# [Problem to work on]
Return, from the lines below, each one that includes the word "objet".

# [Source material]
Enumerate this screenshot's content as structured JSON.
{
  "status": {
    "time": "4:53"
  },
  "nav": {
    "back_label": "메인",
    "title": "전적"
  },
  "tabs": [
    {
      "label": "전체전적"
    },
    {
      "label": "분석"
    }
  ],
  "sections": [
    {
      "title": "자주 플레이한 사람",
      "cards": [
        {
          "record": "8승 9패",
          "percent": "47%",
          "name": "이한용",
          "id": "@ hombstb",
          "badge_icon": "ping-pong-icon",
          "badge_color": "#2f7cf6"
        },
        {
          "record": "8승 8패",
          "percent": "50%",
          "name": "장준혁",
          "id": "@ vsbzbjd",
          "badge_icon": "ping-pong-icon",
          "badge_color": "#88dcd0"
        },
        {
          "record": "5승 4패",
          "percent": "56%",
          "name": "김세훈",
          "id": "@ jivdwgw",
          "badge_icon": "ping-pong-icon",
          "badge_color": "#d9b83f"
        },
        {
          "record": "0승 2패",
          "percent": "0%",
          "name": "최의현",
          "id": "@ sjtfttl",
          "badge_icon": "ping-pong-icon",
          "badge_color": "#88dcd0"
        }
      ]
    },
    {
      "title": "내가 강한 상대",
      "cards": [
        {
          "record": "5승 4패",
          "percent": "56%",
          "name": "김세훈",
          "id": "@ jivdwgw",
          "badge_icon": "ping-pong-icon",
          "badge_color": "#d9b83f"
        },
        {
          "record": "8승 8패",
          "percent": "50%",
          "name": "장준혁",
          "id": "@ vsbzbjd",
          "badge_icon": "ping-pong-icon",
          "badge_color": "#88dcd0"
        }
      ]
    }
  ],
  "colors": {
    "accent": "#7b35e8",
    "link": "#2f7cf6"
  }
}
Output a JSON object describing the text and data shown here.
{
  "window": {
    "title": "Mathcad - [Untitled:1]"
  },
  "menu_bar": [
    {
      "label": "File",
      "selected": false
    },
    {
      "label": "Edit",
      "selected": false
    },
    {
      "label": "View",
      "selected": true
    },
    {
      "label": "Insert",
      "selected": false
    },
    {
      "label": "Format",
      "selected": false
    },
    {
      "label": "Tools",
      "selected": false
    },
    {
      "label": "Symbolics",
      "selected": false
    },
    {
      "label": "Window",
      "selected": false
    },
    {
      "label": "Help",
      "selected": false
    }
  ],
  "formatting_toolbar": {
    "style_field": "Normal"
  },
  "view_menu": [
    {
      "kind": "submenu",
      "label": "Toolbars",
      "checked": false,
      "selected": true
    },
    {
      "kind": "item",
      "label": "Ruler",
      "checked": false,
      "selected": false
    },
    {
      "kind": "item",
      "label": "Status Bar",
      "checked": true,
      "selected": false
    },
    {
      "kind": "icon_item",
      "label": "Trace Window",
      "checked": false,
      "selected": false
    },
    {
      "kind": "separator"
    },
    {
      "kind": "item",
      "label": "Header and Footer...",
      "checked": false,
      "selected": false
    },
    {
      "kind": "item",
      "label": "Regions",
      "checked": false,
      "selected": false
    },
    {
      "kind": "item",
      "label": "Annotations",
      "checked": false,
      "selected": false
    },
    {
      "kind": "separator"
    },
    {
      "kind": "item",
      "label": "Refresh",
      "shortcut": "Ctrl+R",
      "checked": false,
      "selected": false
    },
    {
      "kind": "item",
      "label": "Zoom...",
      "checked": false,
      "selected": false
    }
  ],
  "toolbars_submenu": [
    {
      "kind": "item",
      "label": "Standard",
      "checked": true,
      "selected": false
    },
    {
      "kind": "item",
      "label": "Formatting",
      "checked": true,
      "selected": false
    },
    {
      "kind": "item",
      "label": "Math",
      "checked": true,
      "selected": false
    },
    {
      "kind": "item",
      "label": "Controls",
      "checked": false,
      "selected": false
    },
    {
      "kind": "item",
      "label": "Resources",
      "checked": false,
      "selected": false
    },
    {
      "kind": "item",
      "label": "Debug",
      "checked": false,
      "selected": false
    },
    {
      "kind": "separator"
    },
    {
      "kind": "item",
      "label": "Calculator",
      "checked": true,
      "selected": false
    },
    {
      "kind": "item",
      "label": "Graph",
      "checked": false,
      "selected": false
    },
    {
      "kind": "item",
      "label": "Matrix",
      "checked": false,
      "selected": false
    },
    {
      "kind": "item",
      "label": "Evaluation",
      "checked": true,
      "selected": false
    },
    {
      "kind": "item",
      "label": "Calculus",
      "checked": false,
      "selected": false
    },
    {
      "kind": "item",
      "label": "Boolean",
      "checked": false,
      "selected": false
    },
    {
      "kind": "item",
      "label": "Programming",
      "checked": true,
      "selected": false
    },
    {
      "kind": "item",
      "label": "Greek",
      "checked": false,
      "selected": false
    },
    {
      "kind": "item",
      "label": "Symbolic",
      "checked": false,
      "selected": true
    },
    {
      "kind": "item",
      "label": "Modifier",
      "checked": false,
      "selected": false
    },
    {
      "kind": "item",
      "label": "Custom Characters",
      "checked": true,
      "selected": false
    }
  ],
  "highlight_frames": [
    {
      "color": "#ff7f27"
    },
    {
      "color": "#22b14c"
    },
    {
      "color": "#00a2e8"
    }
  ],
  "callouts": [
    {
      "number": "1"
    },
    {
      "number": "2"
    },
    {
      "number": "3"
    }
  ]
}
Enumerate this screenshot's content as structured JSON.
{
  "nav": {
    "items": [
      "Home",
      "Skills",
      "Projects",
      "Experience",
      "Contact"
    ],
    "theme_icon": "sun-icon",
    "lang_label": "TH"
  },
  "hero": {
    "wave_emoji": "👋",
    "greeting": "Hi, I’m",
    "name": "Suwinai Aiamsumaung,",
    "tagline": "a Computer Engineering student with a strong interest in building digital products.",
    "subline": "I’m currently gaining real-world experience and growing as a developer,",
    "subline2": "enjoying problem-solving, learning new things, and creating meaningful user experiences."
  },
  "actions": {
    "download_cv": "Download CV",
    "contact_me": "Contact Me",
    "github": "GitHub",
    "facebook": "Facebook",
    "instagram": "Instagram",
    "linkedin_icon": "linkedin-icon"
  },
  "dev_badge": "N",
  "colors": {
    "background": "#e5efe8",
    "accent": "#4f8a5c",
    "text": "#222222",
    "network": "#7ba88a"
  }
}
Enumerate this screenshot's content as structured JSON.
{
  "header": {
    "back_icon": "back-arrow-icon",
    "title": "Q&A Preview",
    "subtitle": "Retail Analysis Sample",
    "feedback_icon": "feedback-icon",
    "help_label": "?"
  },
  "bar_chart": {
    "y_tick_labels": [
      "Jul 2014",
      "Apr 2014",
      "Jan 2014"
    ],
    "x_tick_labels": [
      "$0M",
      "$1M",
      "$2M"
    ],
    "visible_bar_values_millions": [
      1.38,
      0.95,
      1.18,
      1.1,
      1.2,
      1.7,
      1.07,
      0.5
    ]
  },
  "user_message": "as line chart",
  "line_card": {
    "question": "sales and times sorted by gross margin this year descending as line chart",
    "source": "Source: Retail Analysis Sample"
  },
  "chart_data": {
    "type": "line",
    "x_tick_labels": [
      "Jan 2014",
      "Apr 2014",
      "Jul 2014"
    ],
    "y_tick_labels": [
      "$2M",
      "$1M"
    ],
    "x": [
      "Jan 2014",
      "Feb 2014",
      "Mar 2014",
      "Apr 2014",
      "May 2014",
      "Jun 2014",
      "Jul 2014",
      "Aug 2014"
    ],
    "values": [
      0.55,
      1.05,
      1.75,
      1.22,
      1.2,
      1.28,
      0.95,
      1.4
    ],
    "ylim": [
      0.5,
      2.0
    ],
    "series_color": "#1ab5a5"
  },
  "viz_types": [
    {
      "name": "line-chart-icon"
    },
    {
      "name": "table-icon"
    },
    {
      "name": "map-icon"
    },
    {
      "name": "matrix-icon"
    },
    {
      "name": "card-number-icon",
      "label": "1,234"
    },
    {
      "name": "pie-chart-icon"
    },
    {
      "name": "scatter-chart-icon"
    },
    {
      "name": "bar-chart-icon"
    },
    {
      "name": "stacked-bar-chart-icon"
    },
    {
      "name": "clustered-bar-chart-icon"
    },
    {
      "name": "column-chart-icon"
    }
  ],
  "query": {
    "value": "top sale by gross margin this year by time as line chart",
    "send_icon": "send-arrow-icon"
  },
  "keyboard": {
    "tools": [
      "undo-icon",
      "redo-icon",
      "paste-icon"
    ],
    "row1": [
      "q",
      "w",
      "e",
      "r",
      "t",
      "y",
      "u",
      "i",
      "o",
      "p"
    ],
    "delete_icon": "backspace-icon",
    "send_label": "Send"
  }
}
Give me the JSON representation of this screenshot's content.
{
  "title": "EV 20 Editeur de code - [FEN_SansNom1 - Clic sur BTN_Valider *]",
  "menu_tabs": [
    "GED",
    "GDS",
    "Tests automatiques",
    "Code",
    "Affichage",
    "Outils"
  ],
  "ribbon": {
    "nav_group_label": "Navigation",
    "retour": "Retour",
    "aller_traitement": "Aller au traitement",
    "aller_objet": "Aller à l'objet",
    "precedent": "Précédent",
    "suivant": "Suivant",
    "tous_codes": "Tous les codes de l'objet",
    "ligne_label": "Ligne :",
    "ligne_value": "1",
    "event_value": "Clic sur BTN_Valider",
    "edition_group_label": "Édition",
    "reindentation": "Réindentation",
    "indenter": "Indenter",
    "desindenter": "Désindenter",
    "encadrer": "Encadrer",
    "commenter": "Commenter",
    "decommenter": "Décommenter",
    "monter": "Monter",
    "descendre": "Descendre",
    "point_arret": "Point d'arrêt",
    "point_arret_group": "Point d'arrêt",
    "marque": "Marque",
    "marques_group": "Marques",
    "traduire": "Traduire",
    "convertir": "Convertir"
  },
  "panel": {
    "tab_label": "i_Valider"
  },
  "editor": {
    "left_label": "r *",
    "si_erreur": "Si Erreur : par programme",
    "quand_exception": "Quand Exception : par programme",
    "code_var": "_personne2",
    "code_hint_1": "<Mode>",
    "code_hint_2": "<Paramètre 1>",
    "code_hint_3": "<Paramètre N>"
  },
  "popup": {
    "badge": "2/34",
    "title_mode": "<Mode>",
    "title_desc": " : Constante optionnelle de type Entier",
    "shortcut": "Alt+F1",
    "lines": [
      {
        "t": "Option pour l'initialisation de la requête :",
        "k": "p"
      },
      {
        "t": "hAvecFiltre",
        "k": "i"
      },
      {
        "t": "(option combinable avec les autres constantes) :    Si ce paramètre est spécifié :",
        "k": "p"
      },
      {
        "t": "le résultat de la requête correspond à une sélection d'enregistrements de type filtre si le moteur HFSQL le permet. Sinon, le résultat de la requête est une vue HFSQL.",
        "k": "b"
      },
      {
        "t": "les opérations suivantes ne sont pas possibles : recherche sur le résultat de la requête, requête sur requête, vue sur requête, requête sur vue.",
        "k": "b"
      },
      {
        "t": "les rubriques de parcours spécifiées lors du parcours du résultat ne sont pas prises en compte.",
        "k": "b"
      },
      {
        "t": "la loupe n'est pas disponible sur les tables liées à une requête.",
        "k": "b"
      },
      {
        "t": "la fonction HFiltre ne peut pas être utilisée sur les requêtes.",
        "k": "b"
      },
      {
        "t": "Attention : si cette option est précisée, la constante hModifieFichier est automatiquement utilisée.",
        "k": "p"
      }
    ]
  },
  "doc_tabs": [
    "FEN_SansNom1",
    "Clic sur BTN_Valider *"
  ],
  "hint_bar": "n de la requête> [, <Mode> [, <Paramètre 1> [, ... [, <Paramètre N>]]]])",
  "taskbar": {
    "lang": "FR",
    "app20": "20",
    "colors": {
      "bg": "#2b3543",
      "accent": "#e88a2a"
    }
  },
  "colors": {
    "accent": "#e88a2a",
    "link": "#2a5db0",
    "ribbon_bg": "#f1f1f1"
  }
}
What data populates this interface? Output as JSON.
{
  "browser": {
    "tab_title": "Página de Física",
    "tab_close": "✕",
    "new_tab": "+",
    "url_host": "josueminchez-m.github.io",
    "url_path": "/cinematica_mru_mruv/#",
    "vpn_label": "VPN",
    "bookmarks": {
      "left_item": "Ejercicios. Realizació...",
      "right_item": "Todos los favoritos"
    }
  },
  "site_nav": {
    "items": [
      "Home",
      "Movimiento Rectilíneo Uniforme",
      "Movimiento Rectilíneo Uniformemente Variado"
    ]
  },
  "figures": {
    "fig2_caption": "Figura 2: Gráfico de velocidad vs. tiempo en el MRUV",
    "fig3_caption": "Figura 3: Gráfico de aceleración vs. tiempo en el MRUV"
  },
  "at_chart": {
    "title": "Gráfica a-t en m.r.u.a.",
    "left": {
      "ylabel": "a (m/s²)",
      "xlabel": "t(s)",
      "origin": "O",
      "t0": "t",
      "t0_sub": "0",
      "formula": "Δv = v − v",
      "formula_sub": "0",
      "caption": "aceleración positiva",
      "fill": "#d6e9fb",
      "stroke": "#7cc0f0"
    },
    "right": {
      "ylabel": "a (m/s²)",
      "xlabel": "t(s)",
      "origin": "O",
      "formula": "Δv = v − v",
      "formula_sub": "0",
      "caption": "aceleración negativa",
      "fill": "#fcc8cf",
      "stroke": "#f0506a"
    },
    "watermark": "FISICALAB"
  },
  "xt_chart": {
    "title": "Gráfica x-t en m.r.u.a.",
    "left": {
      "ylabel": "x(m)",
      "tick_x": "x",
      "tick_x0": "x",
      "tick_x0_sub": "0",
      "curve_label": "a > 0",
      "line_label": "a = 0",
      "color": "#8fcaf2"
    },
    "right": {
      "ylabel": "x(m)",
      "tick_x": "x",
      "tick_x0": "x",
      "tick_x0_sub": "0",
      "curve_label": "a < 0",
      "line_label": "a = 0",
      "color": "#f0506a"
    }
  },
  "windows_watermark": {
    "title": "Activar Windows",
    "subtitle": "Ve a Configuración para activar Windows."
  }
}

# [Problem solution]
    "aller_objet": "Aller à l'objet",
    "tous_codes": "Tous les codes de l'objet",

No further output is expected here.